Ethics publications and
unfair practices in connection with publications
Principles of professional ethics in the work of the editor and publisher
The editor of a peer-reviewed journal is responsible for deciding which of the articles submitted to the journal should be published. The validation of the work in question and its importance to researchers and readers must always drive such decisions.
- An editor should make decisions on which articles to publish based on representational faithfulness and scholarly importance of the proposed work.
- An editor should be alert to intellectual property issues and must not to publish information if there are reasons to think that it is plagiarism. ·
- An editor should evaluate manuscripts for their intellectual content without regard to race, gender, sexual orientation, religious belief, ethnic origin, citizenship, social set-up or political philosophy of the authors.
- Unpublished materials disclosed in a submitted manuscript must not be used in an editor's own research without the express written consent of the author. Privileged information or ideas obtained through peer review must be kept confidential and not used for personal advantage.
- An editor should take reasonably responsive measures when ethical complaints have been presented concerning a submitted manuscript or published paper, in conjunction with the publisher (or society). Every reported act of unethical publishing behavior must be looked into, even if it is discovered years after publication.
Publishers should provide reasonable practical support to editors and define the relationship between publishers, editor and other parties in a contract.
- Publishers should protect intellectual property and copyright.
- Publishers should foster editorial independence.
- Publishers should work with journal editors to set journal policies appropriately and aim to meet those policies, particularly with respect to editorial independence, research ethics, authorship, transparency and integrity (for example, conflicts of interest research funding, reporting standards), peer review and the role of the editorial team beyond that of the journal editor, appeals and complaints.
- Publishers should communicate and periodically review journal policies (for example, to authors, readers, peer reviewers).
- Publishers should assist the parties (for example, institutions, grant funders, governing bodies) responsible for the investigation of suspected research and publication misconduct and, where possible, facilitate in the resolution of these cases.
- Publishers are responsible for publishing corrections, clarifications and retractions.
Ethical principles in the reviewer work
Peer review assists the editor in making editorial decisions and through the editorial communications with the author may also assist the author in improving the paper.
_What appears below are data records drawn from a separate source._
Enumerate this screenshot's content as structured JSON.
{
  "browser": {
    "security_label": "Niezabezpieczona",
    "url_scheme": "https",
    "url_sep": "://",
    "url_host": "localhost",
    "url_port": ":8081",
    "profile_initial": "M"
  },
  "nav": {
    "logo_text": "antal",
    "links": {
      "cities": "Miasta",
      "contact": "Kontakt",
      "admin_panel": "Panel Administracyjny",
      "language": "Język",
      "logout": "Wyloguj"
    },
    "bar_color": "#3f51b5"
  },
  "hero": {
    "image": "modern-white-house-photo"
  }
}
That is why actions of a reviewer should be unbiased.
- Any manuscripts received for review must be treated as confidential documents. They must not be shown to or discussed with others except as authorized by the editor.
- Reviews should be conducted objectively. Personal criticism of the author is inappropriate. Referees should express their views clearly with supporting arguments.
- Unpublished materials disclosed in a submitted manuscript must not be used in a reviewer's own research without the express written consent of the author. Privileged information or ideas obtained through peer review must be kept confidential and not used for personal advantage.
- Any selected referee who feels unqualified to review the research reported in a manuscript or knows that its prompt review will be impossible should notify the editor and excuse himself from the review process.